What is projective techniques in qualitative research?
Projective techniques allow respondents to project their subjective or true opinions and beliefs onto other people or even objects. The respondent’s real feelings are then inferred from what s/he says about others. Projective techniques are normally used during individual or small group interviews.
Are projective techniques quantitative?
Projective techniques are typically used in depth interviews or traditional focus groups, but they are also used in digital and in-person quantitative research as well. Neuroscience explains why projective techniques work.
What are projective exercises?
Projective techniques are fun little games of exercises played with focus-group participants to uncover deeper feelings and perceptions. Good projective techniques can generate the deepest insights of a qualitative project.
Which is not projective techniques?
16 Personality Factor Test (PFT) is a psychometric test that assesses various primary personality traits. It is not a projective test of personality.
What are the types of projective test?
Types of Projective Tests
- The Rorschach Inkblot Test.
- The Thematic Apperception Test (TAT)
- The Draw-A-Person Test.
- The House-Tree-Person Test.
Why do we use projective techniques in qualitative research?

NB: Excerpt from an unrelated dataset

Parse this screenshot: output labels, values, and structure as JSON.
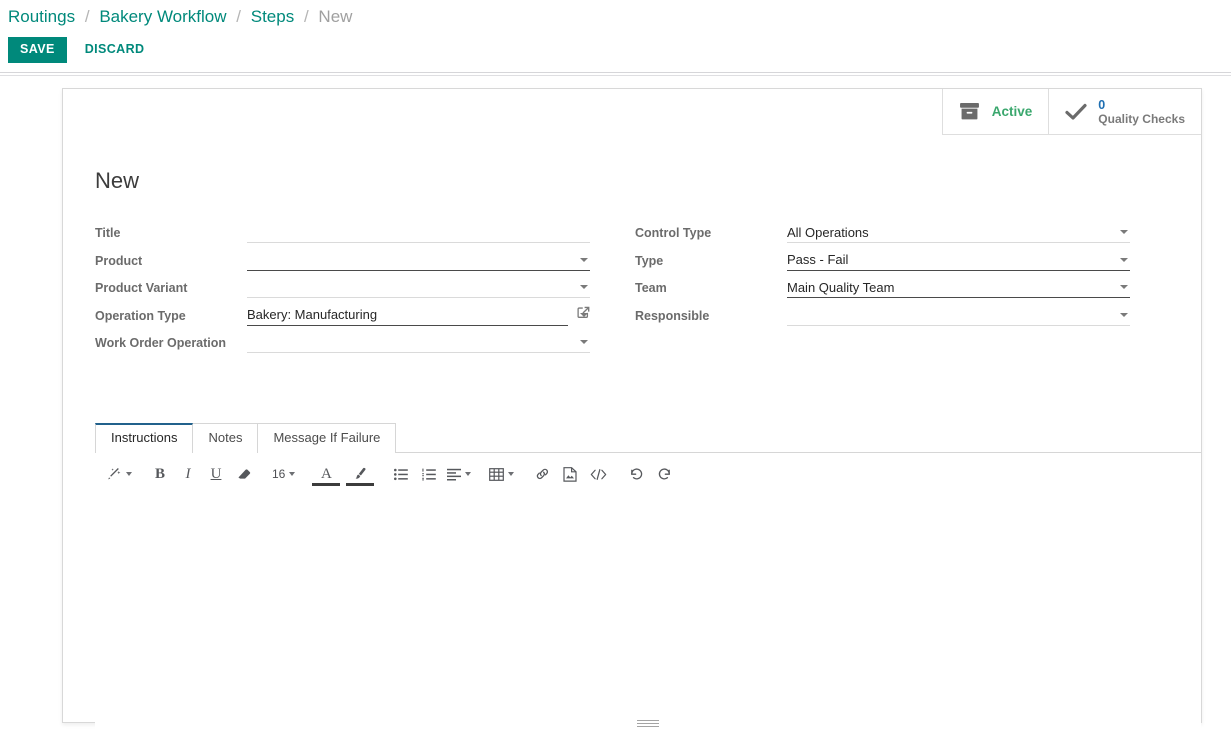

Qualitative market research has always used projective and enabling techniques for in-depth work. The rationale is to help people surface and discuss things that lie beyond their immediate conscious awareness, yet still influence their behaviour.
Which is an example of a projective technique?
To reveal a new level of insight into your participants, I’ve included three examples of projective techniques you can include in your next qualitative research study: Mindmap, Picture Sort and Deprivation. Mindmap: This is a great exercise for kicking off a focus group.
How are projective techniques used in focus groups?
Some common projective techniques include word associations, imagery associations, grouping and choice ordering techniques, imagery associations with consumer personalities, and personification activities. Projective techniques are typically used in depth interviews or traditional focus groups.
Why do some projective techniques go wrong in a group?
Word Association and Mapping can work very early on in a group, but many of the other techniques need the group to have bonded, be relaxed and trusting (the ‘performing’ stage). One of the main reasons why they go wrong is that they are introduced too early.